• [Problem to work on]: Aim for an exact copy of the listing, without any images.
____________________
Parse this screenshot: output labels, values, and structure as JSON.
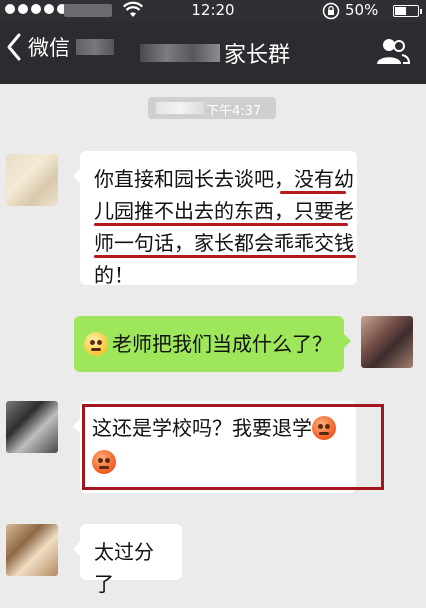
{
  "status_bar": {
    "time": "12:20",
    "battery_percent": "50%"
  },
  "nav": {
    "back_label": "微信",
    "title": "家长群"
  },
  "chat": {
    "timestamp": "下午4:37",
    "messages": [
      {
        "side": "left",
        "lines": [
          "你直接和园长去谈吧，没有幼",
          "儿园推不出去的东西，只要老",
          "师一句话，家长都会乖乖交钱",
          "的！"
        ]
      },
      {
        "side": "right",
        "text": "老师把我们当成什么了？"
      },
      {
        "side": "left",
        "text": "这还是学校吗？我要退学"
      },
      {
        "side": "left",
        "text": "太过分了"
      }
    ]
  },
  "colors": {
    "nav_bg": "#2b2c30",
    "chat_bg": "#ebebeb",
    "sent_bubble": "#9fe75a",
    "received_bubble": "#ffffff",
    "highlight_red": "#a4161c"
  },
  "icons": [
    "signal-dots-icon",
    "wifi-icon",
    "lock-rotation-icon",
    "battery-icon",
    "back-chevron-icon",
    "group-members-icon",
    "confused-face-emoji",
    "angry-face-emoji"
  ]
}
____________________
• [Written response]:
Parse this screenshot: output labels, values, and structure as JSON.
{
  "status_bar": {
    "time": "12:20",
    "battery_percent": "50%"
  },
  "nav": {
    "back_label": "微信",
    "title": "家长群"
  },
  "chat": {
    "timestamp": "下午4:37",
    "messages": [
      {
        "side": "left",
        "lines": [
          "你直接和园长去谈吧，没有幼",
          "儿园推不出去的东西，只要老",
          "师一句话，家长都会乖乖交钱",
          "的！"
        ]
      },
      {
        "side": "right",
        "text": "老师把我们当成什么了？"
      },
      {
        "side": "left",
        "text": "这还是学校吗？我要退学"
      },
      {
        "side": "left",
        "text": "太过分了"
      }
    ]
  },
  "colors": {
    "nav_bg": "#2b2c30",
    "chat_bg": "#ebebeb",
    "sent_bubble": "#9fe75a",
    "received_bubble": "#ffffff",
    "highlight_red": "#a4161c"
  },
  "icons": [
    "signal-dots-icon",
    "wifi-icon",
    "lock-rotation-icon",
    "battery-icon",
    "back-chevron-icon",
    "group-members-icon",
    "confused-face-emoji",
    "angry-face-emoji"
  ]
}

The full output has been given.